Photo: Ryan Stone

I'm sure you've been watching the situation in Ferguson over the past few days. What's your reaction to seeing a new round of clashes between police and protesters?
I don't think it's everybody in Ferguson that's causing problems and [holding] violent protests. I think there is a small group that actually wants violence. The people of Ferguson have a right to protest. I think the violence comes in because people are so angry that nothing is being done.

Do you think the federal government is doing enough to address violence against people of color?
Absolutely not. I just don’t feel like it’s enough. If the tables were turned and it was their family member, if it was their friends, and if it was happening to their community, then they would be doing a lot more. I think because it's African-Americans it doesn't seem as important.

We all feel that the government should be more of the voice for the people. I mean, I am an American citizen and I have certain rights, but I feel like those rights are being ignored by the government. When one of these tragedies happens and the victim is unarmed, it seems like there should automatically be an investigation by a third party. It should not be somebody from that same department investigating their own.

It just does not feel like the scale of justice is in our favor at all. A lot of times [the government] concentrates so much on other countries, but right here in our own country, we have not only whites murdering our young African-American men and women, but also black-on-black crime. That should be a major focus as well.

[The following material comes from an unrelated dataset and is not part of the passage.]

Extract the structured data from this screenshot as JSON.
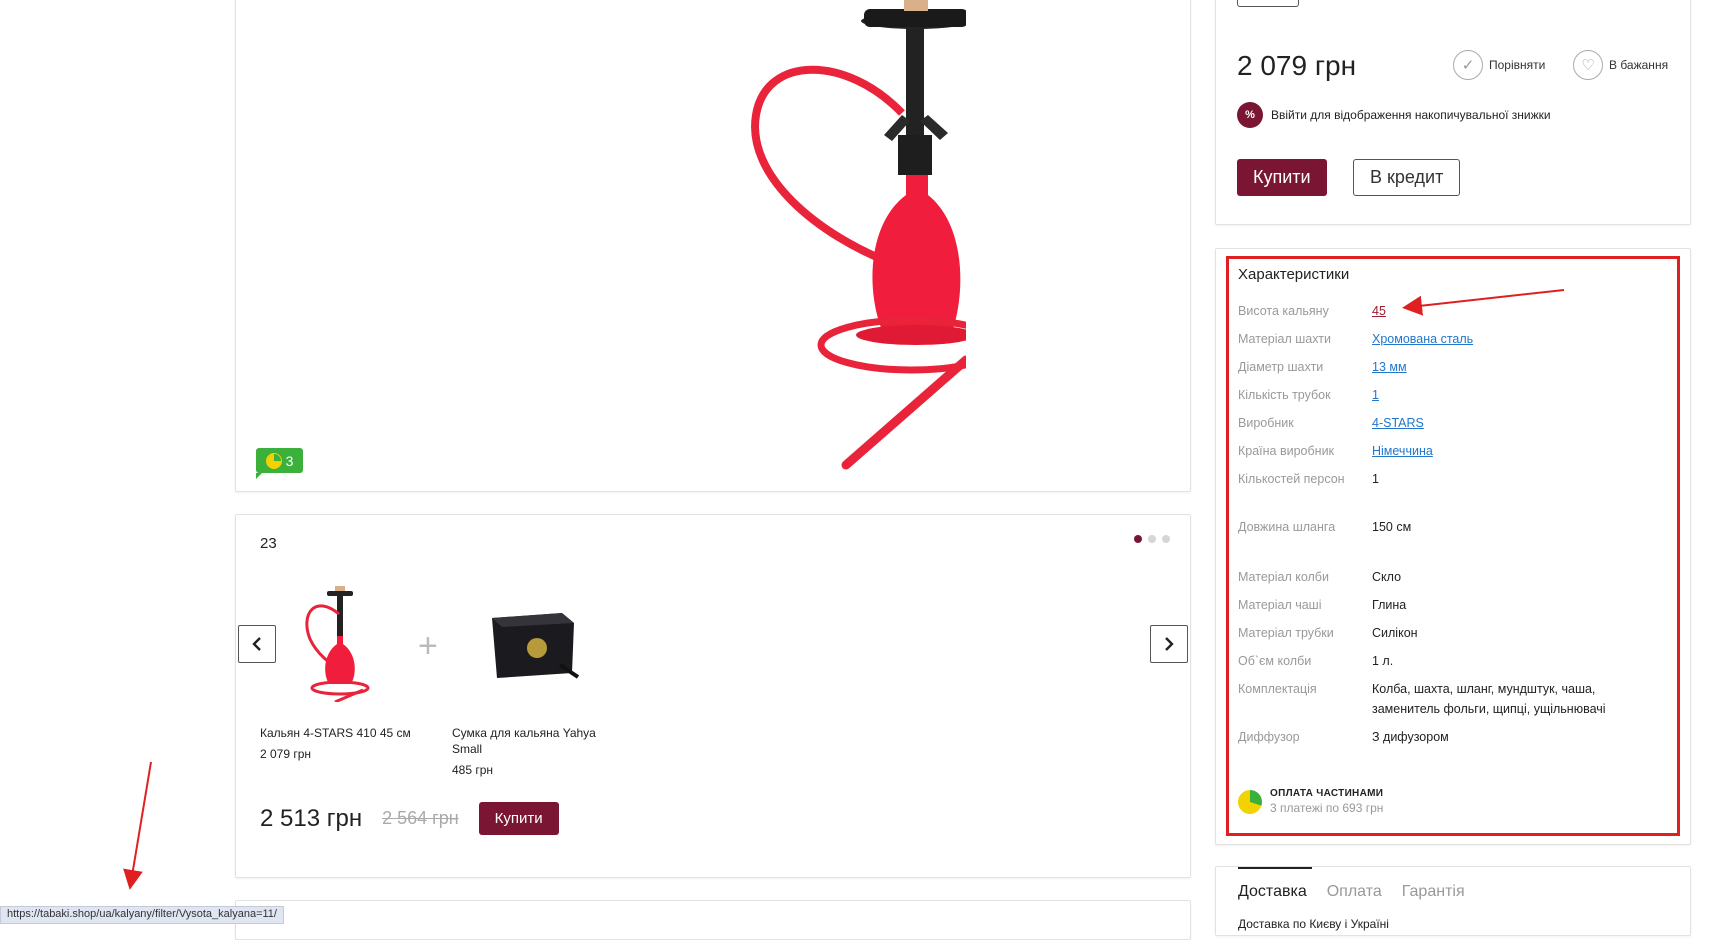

What would be success for the movement? 
I probably would never say we'll ever reach a point where we don't need to protest. But for me to say I’m comfortable, laws would have to be changed, people's awareness would have to be changed, people’s minds would have to be changed, the percentage of people going out to vote would have to change, the amount of people reporting for jury duty would have to change, and the education system would have to change. A whole lot of things would have to change in order for me to feel like the movement has been successful, because there are a lot of components. 

What do you think about how the 2016 candidates have responded to the Black Lives Matter movement so far?
They just recently had a Republican presidential debate and not one single person spoke about the issue of racial discrimination, or racial profiling, or the racial injustices that are happening here in the United States. You want to be the president of the United States and you can’t even address those issues?

You often mention the victims of mass shootings along with those killed by police, but a lot of people consider those separate problems. How are the issues similar to you?
It does not matter who’s behind the gun when you’re talking about senseless gun violence. I know a lot of people want to separate them and say, Okay, well, this was a police shooting, this was a neighborhood-watch shooting, this person was just a citizen, this person was a foreigner, or an immigrant. We’re talking about the method by which they were murdered. They were murdered by a gun, whether it was a machine gun, an automatic, or a semi-automatic. People are being murdered on these streets every single day. What is America doing about that issue?

Well, let me ask you that. What should we do? 
Don’t wait until something tragic happens to you, or someone in your family, or a close friend, or a neighbor — get involved now. Don’t just get angry and "like" a post on Facebook or other social media. Try to do something where you are volunteering your time, where you are volunteering your talent, or making a donation. These organizations that are fighting this fight cannot do it without the proper funding. It's important to contribute to nonprofit organizations so that they can do the work. 

If you want change, it starts with you. I can’t expect anybody else to make change if I’m not doing anything. That’s why I try to do my part, I try to do what I can to help my community, and what I can to help other families. 

This interview has been edited and condensed. Learn more about the Trayvon Martin Foundation at the organization's website or on Facebook.